• **TASK TO CARRY OUT**: On how many lines of the data below does the word "image" appear? Reply with the number only.

╭─ DATA FOR THIS TASK

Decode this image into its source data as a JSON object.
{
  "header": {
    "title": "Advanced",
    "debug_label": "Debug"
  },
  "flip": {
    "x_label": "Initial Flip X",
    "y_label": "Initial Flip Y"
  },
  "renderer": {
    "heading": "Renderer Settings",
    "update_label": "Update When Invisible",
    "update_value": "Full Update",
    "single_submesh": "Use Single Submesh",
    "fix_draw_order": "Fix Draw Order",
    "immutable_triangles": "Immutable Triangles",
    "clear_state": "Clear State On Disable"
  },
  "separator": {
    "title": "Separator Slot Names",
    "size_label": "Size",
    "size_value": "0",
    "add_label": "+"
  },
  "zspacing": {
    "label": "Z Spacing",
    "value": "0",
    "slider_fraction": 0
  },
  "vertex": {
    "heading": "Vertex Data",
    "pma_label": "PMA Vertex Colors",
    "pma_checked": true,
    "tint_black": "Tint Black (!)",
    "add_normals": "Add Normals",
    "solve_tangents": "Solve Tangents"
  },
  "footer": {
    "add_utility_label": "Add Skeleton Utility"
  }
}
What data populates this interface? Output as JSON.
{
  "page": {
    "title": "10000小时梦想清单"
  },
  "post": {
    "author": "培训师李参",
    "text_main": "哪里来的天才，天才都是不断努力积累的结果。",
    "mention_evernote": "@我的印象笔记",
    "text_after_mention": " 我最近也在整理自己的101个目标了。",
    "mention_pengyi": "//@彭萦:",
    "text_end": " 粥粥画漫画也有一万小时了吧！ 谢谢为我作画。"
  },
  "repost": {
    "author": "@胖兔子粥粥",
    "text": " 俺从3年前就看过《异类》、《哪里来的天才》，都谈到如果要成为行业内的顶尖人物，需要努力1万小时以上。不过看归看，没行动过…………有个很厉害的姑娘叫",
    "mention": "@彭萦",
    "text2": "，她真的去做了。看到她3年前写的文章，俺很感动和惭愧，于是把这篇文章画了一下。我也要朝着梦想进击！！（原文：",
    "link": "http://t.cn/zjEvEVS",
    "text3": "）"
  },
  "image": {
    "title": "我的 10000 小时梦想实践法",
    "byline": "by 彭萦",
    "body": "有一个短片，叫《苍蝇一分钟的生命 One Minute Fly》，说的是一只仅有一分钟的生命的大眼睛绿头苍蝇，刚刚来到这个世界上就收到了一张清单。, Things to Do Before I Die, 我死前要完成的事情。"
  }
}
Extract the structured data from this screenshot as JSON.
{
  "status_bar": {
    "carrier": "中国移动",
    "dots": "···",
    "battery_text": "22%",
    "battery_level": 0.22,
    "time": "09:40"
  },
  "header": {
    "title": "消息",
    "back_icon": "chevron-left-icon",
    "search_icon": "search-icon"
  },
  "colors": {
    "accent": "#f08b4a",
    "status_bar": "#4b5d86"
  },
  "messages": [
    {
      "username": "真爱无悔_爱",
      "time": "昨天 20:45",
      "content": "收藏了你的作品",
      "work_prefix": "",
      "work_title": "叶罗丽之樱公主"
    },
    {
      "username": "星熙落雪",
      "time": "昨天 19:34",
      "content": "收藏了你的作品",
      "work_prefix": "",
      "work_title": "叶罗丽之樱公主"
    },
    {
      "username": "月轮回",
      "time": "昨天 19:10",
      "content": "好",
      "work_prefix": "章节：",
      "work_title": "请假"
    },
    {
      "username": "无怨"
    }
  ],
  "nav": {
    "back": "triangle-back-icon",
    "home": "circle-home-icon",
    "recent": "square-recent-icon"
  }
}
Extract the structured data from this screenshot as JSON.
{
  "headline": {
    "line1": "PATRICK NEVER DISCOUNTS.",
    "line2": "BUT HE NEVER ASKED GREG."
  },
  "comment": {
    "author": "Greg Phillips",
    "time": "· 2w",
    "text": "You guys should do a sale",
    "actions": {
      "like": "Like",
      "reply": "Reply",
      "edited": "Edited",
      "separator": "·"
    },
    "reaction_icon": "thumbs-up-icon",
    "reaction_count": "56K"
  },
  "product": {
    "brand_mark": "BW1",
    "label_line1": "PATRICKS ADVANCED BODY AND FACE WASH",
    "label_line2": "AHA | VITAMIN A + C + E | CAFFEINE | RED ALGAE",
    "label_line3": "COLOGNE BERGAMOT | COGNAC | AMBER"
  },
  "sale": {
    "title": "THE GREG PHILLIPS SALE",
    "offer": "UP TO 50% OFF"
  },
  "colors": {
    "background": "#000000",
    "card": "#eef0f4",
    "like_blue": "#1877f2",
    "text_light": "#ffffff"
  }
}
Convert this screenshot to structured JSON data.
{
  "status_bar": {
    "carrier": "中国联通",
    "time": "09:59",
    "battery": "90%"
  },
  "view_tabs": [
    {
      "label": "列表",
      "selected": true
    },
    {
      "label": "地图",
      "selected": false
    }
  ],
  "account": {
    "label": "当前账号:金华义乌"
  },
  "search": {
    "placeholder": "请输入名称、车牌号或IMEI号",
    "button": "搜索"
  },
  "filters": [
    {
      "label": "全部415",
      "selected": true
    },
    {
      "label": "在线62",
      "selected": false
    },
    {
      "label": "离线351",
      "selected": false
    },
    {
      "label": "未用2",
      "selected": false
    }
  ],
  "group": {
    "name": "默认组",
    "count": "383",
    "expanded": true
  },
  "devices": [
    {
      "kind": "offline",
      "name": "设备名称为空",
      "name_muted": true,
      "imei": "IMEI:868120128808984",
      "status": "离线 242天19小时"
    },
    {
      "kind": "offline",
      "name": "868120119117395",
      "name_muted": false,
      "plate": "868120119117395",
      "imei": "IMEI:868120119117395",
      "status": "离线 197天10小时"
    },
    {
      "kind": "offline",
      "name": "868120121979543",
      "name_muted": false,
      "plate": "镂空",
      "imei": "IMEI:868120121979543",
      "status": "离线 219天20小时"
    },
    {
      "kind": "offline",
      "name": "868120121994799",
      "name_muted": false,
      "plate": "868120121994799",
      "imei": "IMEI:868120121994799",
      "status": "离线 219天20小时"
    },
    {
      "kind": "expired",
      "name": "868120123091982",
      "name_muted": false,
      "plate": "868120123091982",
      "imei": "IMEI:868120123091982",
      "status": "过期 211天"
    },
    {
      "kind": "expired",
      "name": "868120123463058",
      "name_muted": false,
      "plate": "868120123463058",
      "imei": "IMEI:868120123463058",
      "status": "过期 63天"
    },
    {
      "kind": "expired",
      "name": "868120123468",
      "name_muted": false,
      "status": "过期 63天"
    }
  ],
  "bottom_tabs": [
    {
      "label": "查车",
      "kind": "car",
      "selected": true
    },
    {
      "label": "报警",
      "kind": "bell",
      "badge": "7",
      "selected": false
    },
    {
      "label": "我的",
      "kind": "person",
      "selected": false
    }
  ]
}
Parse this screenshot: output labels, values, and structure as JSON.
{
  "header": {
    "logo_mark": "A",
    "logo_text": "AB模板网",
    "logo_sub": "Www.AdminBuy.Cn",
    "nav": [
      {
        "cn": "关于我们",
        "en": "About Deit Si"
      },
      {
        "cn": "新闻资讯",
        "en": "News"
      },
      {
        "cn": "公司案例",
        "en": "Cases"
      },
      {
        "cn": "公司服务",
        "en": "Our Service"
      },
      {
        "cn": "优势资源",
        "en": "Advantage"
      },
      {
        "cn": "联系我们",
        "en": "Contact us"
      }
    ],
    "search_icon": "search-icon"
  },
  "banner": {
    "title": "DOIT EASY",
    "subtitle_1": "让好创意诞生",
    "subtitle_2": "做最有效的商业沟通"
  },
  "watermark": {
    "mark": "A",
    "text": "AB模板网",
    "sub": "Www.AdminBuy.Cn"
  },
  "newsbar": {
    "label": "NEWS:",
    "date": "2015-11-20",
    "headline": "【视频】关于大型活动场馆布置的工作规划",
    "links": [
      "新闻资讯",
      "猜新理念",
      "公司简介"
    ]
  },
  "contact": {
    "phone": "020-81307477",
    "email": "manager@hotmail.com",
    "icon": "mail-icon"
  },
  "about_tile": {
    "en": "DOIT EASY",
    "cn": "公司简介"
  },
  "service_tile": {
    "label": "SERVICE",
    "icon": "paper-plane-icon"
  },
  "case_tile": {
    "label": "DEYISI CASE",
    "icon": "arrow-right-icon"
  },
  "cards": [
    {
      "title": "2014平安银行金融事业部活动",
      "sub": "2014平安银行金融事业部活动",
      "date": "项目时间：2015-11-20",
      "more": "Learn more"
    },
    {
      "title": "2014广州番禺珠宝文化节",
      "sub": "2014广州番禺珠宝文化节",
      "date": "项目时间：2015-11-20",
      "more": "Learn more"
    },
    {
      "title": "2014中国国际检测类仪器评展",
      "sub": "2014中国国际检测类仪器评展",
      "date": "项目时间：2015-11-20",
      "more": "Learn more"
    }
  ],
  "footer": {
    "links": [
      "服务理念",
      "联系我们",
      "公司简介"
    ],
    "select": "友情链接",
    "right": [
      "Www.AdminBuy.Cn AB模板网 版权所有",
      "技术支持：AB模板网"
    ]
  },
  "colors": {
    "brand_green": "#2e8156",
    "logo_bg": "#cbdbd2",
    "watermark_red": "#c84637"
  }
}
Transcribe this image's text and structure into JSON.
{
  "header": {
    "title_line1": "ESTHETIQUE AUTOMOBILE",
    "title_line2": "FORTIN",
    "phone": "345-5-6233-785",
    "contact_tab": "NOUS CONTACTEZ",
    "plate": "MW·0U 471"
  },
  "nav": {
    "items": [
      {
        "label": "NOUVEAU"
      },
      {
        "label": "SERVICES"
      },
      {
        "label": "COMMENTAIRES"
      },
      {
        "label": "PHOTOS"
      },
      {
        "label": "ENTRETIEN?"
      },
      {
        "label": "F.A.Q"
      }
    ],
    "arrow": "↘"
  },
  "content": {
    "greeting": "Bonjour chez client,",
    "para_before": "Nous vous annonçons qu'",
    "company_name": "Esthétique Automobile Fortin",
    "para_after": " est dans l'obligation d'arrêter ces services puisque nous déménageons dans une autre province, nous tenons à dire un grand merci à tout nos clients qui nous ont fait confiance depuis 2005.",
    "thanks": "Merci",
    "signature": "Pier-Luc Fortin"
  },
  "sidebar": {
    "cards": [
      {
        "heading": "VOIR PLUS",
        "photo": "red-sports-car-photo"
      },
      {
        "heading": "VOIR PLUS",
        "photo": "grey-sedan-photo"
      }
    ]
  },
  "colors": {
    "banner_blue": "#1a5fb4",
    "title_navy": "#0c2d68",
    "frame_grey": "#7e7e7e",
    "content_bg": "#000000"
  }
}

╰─

• **OUTPUT FOR THIS EXERCISE**: 3